When the property manager held up the gold key to her fourth-floor corner apartment, Sarah Derewitz and her parents Carol and Dan clapped with joy.
For Derewitz, Thursday was an unusual homecoming.
The 31-year-old spent six years living in Somerville, a courtship that was broken by career ambitions and a master's program that drew her back to her home state of Pennsylvania.
As she and her parents admired the new building from the Maxwell's Green complex's dusty parking lot, cleaning crews were upstairs putting the finishing touches on Derewitz's one-bedroom apartment. She is among the first to move in to the 180-unit complex, which had been years in the planning.
"I wanted to come back here, and the options were not as high quality" elsewhere in the city, Derewitz said, pointing out the building's in-house amenities, eco-friendly appeal, and the attractiveness of new construction in a city with aging housing stock.
The early move-in comes before the wider opening Sept. 1 of the complex's first 60 units in building A, a glass, brick, and metal structure that spans the entrance road from Lowell Street.

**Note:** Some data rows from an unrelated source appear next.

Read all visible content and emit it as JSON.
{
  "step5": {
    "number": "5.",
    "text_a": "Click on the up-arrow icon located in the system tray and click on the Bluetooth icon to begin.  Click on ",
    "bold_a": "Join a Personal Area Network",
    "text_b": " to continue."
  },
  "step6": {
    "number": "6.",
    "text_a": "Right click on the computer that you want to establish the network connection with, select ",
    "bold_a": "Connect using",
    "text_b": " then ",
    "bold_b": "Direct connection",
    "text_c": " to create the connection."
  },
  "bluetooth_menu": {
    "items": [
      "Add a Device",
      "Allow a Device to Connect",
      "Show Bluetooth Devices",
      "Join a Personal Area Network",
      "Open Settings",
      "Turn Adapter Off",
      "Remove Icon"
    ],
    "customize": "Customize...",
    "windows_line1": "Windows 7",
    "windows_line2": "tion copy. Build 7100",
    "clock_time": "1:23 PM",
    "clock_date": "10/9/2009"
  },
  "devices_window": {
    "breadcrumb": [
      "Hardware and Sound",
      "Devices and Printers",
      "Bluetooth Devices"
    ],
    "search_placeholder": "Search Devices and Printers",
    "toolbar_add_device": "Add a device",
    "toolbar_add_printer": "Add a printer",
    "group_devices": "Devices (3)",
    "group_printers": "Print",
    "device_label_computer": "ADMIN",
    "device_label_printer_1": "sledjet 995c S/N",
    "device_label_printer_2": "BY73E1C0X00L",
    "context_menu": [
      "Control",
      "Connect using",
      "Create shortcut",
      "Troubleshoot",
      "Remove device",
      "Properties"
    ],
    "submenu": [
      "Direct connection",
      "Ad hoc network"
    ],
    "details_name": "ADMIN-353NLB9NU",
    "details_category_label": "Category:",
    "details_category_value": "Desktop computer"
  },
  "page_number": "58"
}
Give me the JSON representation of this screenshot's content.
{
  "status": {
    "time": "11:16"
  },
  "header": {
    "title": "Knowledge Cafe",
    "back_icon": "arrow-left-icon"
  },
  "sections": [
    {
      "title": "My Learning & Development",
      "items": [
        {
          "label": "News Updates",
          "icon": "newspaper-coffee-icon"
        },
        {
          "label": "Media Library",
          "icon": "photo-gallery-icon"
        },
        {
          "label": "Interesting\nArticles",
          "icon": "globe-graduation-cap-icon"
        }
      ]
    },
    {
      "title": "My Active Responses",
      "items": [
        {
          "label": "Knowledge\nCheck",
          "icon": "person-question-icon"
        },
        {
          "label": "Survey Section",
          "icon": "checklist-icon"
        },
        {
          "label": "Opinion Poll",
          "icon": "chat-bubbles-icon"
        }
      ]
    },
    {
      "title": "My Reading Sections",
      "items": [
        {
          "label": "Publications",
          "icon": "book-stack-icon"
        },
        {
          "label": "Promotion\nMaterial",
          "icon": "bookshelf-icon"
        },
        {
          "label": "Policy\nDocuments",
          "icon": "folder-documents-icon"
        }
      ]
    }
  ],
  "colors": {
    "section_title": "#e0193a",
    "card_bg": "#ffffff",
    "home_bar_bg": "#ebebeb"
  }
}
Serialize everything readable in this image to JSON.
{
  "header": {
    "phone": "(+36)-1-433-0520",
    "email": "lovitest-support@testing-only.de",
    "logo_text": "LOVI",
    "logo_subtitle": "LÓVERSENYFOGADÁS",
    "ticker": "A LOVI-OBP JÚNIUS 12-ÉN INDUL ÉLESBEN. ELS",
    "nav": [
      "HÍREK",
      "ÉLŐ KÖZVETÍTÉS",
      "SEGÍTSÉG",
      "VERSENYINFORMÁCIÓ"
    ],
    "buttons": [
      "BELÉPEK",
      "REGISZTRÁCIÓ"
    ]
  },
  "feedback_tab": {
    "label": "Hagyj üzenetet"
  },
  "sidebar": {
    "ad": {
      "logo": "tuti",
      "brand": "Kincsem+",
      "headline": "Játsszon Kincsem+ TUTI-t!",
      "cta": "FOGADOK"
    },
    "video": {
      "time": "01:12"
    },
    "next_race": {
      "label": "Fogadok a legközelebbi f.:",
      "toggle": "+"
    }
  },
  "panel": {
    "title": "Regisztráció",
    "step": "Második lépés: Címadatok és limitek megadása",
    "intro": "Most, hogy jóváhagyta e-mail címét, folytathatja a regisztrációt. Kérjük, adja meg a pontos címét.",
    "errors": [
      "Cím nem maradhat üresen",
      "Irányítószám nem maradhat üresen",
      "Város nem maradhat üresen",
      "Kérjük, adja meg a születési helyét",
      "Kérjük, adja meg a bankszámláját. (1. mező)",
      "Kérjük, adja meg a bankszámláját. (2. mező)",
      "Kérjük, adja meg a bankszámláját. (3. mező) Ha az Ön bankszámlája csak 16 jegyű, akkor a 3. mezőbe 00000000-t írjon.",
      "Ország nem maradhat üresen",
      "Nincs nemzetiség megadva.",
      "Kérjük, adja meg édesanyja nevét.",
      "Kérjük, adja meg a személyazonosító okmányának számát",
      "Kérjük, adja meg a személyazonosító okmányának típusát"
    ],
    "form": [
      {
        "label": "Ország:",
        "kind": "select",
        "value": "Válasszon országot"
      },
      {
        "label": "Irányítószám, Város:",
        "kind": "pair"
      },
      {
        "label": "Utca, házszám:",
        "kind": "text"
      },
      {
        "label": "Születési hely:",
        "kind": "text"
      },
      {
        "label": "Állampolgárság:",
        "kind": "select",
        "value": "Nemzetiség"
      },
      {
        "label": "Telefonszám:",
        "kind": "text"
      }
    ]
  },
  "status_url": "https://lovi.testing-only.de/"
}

But that's not to say things weren't down to the wire.
Robin Boersner, property manager at Maxwell's Green, said occupancy permits were approved in the scant hours before the first moving truck parked in the building's arched portico around noon.
"We didn't know people were moving in until last night," said Boersner. "The fact that we made it is really good."
While movers hustled boxes and bags up four flights of steps -- the elevator awaited a final inspection, a property manager said -- the atmosphere was still unmistakably that of a construction site.
On three floors below the completed units, men in hard hats daubed cream-colored paint into hallway corners. Electricians fished wires through ceiling tiles, and stainless steel kitchen appliances were stacked three-deep at the building's entrance still wrapped in plastic. Everywhere, the noise of power tools mixed with the chemical smell of freshly unpacked raw materials.
Outside, the scene was just as chaotic. Dozens of workers in fluorescent T-shirts, hardhats, and stained denim worked on the complex's other three buildings, sawing lumber, building concrete forms, and finishing exterior touches.
"You get down to move-in time, it gets crazy," said Steve Perdue, project manager for the construction site. "Everyone's on top of each other."
Billed as a companion project to the Green Line Extension and the adjacent community path, the $52 million complex will offer apartments ranging from studio-size to 3-bedroom apartments and 3-bedroom town houses.
Studio rents range from $1,831 to $2,125; one bedrooms from $2,070 to $2,515; two bedrooms from $2,760 to $3,590; and three bedrooms from $3,955 to $3,975, according to ForRent.com.
Matt Byrne can be reached at firstname.lastname@example.org.